• **Task data**:
▼

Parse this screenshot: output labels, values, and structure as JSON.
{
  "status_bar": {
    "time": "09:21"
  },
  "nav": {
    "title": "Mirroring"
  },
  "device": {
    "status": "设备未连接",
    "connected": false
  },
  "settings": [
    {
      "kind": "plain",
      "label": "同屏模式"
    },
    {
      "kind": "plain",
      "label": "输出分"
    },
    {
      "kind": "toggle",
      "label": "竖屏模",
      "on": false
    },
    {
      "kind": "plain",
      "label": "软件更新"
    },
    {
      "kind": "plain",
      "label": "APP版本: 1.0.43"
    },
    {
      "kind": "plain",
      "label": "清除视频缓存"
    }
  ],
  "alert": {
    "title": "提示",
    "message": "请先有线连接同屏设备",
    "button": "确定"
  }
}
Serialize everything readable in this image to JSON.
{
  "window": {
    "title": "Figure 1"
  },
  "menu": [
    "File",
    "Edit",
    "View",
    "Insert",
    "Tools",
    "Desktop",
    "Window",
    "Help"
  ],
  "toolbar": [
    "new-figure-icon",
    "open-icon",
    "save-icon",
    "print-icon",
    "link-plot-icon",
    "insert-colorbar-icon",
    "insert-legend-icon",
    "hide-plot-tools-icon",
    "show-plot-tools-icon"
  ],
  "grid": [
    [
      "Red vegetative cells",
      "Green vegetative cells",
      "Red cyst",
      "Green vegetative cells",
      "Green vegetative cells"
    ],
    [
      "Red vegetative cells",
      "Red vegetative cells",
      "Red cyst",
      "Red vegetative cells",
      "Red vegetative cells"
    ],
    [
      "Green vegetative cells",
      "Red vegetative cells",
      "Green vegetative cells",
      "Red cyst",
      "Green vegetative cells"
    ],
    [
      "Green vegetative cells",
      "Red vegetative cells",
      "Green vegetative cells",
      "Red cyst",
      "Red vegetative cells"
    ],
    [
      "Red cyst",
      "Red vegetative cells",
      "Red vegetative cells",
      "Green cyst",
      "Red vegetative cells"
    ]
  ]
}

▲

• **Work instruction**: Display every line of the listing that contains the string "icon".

• **Answer for the task**:
    "new-figure-icon",
    "open-icon",
    "save-icon",
    "print-icon",
    "link-plot-icon",
    "insert-colorbar-icon",
    "insert-legend-icon",
    "hide-plot-tools-icon",
    "show-plot-tools-icon"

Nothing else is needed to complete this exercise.